Journal of neuroinflammation 2018 04 1015(1) 102 doi 10.1186/s12974-018-1142-4
Stroke-induced immunodeficiency syndrome (SIDS) is regarded as a protective mechanism for secondary inflammatory injury as well as a contributor to infection complications. Although stroke-induced hyperactivation of the sympathetic system is proved to facilitate SIDS, the involved endogenous factors and pathways are largely elusive. In this study, we aim to investigate the function of beta-arrestin-2 (ARRB2) in the sympathetic-mediated SIDS.
Splenic ARRB2 expression and the sympathetic system activity were detected after establishing transient models of middle cerebral artery occlusion (MCAO). In addition, a correlation between ARRB2 expression and the sympathetic system activity was analyzed using a linear correlation analysis. Any SIDS reflected in monocyte dysfunction was investigated by measuring inflammatory cytokine secretion and neurological deficit scores and infarct volume were tested to assess neurological outcome. Further, ARRB2 expression in the monocytes was knocked down in vitro by siRNAs. Following the stimulation of noradrenaline and lipopolysaccharide, cytokine secretion and the nuclear factor-κB (NF-κB) pathway were evaluated to gain insight into the mechanisms related to the contribution of ARRB2 to adrenergic-induced monocyte dysfunction.
Splenic ARRB2 expression was significantly increased after stroke and also showed a significant positive correlation with the sympathetic system activity. Stroke-induced monocyte dysfunction resulted in an increase of the interleukin-10 (IL-10) level as well as a decrease of the interleukin-6 (IL-6), tumor necrosis factor-α (TNF-α) and interleukin-1β (IL-1β) levels. Also, blockade of adrenergic-activity significantly reversed these cytokine levels, and blockade of adrenergic-activity improved stroke-induced neurological results. However, the improved neurological results had no significant correlation with ARRB2 expression. Furthermore, the in vitro results showed that the deficiency of ARRB2 dramatically repealed adrenergic-induced monocyte dysfunction and the inhibition of NF-κB signaling phosphorylation activity.
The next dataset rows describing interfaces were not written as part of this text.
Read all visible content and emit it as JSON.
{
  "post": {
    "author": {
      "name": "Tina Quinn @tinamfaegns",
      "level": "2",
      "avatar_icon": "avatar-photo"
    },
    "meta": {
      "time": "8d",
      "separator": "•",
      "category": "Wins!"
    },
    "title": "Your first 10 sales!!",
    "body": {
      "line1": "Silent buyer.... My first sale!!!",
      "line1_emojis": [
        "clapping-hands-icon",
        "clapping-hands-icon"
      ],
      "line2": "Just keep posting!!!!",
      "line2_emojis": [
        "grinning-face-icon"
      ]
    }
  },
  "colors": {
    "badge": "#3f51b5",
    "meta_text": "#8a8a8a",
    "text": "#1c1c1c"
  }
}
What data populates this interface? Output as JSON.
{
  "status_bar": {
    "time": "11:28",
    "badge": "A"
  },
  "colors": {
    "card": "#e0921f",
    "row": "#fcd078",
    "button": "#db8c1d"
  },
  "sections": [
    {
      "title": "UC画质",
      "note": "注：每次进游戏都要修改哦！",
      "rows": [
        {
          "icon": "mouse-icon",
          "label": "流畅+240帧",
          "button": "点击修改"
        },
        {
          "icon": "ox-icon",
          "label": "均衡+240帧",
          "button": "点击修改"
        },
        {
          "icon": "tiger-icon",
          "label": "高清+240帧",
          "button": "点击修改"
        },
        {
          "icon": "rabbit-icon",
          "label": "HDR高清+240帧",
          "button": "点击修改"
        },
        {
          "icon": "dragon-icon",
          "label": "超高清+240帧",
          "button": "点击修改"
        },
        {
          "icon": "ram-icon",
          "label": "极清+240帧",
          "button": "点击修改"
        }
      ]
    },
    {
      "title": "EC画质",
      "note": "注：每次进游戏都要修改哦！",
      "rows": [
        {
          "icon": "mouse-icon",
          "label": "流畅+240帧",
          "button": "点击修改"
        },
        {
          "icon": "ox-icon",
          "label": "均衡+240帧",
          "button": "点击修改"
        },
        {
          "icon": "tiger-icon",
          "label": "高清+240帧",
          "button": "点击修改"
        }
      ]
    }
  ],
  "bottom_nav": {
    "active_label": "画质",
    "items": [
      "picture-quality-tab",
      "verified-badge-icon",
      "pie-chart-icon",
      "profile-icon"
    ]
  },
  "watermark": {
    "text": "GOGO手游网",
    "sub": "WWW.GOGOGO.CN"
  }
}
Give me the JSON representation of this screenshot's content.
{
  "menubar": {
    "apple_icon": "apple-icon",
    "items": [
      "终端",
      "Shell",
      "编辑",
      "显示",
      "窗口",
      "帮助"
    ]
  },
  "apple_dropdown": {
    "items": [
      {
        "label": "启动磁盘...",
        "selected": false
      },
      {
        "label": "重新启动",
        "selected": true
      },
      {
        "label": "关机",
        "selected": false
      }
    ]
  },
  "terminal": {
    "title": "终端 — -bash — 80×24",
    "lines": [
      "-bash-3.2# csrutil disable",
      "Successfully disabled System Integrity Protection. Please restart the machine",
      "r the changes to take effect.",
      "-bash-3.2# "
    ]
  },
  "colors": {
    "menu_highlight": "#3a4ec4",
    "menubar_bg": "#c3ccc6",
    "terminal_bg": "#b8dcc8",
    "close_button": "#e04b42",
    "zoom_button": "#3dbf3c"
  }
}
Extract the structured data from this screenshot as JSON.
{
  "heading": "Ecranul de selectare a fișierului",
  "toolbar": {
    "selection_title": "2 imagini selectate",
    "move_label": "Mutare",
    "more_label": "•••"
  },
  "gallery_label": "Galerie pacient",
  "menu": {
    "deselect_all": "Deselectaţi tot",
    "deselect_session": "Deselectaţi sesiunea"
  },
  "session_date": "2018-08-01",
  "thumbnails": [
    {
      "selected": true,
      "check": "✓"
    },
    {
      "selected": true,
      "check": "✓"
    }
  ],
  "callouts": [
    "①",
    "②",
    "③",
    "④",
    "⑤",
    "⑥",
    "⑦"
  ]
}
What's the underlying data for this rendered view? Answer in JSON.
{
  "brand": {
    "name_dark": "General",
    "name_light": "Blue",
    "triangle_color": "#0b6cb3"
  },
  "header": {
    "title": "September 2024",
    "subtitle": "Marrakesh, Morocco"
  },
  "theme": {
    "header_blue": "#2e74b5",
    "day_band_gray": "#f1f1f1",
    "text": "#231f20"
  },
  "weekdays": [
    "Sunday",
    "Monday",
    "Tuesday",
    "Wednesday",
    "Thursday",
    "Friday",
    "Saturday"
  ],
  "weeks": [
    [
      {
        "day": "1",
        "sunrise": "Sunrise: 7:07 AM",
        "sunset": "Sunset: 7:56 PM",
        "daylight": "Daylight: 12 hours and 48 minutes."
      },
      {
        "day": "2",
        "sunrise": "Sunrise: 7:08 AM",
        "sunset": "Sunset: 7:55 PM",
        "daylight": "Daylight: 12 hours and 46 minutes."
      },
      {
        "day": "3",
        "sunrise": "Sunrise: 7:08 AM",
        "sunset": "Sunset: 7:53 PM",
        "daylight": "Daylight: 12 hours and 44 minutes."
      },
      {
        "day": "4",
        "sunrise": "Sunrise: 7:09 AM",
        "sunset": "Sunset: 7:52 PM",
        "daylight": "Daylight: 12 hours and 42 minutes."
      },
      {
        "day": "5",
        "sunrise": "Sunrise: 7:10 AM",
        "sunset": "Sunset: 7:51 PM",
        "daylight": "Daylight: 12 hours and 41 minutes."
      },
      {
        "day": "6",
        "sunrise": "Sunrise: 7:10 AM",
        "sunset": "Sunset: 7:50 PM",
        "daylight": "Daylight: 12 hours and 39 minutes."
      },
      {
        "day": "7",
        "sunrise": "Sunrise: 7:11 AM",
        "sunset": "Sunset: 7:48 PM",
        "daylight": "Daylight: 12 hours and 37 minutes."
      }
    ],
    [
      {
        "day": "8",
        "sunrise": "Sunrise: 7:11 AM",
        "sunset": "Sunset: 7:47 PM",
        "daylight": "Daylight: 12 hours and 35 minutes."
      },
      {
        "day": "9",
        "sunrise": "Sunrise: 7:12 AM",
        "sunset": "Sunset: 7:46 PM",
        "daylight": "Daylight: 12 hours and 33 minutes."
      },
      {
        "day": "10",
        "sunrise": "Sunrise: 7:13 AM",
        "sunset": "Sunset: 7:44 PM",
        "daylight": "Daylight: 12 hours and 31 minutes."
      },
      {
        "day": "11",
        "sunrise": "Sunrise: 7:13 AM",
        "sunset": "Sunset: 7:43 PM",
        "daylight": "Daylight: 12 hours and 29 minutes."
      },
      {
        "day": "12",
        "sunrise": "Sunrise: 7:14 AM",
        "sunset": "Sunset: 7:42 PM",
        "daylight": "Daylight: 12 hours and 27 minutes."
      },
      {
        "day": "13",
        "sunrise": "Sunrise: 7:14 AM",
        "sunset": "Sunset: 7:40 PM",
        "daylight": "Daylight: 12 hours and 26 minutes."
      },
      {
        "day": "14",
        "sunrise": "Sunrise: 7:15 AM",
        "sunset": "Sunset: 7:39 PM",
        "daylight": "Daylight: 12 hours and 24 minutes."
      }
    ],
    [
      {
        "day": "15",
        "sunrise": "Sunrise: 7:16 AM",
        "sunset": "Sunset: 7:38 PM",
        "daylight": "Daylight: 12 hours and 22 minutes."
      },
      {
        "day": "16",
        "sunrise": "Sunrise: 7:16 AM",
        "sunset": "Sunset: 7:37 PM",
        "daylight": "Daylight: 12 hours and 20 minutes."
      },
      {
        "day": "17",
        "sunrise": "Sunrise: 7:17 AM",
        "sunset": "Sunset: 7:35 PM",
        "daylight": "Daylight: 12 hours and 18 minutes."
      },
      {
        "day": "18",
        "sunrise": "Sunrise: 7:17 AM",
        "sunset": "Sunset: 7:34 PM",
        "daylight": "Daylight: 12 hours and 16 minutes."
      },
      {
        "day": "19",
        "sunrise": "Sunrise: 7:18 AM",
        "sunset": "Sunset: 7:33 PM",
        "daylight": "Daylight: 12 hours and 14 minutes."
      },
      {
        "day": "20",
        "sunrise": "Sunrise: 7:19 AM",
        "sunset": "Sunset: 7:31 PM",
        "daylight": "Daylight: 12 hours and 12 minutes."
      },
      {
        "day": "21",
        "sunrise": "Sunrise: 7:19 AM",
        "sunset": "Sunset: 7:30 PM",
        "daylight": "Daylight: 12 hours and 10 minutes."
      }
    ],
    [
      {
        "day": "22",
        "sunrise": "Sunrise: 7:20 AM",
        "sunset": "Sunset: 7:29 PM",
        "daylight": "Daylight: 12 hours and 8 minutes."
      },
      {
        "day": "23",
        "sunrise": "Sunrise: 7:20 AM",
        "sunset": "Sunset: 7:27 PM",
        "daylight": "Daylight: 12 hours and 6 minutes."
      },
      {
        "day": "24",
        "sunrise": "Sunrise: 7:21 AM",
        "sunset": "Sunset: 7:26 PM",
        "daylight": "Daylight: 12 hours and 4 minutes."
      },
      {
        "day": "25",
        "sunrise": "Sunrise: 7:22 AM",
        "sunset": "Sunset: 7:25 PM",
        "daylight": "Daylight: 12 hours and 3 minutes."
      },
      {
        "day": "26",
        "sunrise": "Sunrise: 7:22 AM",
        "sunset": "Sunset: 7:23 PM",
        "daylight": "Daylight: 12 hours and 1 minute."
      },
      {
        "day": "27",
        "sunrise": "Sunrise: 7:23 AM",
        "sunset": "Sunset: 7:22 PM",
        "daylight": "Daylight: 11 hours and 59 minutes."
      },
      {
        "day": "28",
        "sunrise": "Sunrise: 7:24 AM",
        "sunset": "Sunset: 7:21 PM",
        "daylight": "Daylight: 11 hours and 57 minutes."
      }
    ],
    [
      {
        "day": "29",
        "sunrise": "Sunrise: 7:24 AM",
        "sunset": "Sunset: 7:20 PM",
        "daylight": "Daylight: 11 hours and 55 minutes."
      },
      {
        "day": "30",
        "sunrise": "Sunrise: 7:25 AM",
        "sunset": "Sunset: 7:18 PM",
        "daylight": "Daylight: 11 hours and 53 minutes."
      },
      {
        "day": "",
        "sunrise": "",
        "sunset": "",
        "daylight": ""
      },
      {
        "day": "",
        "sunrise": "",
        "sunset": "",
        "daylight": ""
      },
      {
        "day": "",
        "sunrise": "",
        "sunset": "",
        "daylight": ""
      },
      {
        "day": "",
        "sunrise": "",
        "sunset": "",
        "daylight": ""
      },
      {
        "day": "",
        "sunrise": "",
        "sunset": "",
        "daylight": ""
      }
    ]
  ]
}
ARRB2 is implicated in the sympathetic-triggered SIDS, in particular, monocyte dysfunction after stroke. Accordingly, ARRB2 may be a promising therapeutic target for the immunological management of stroke in a clinic.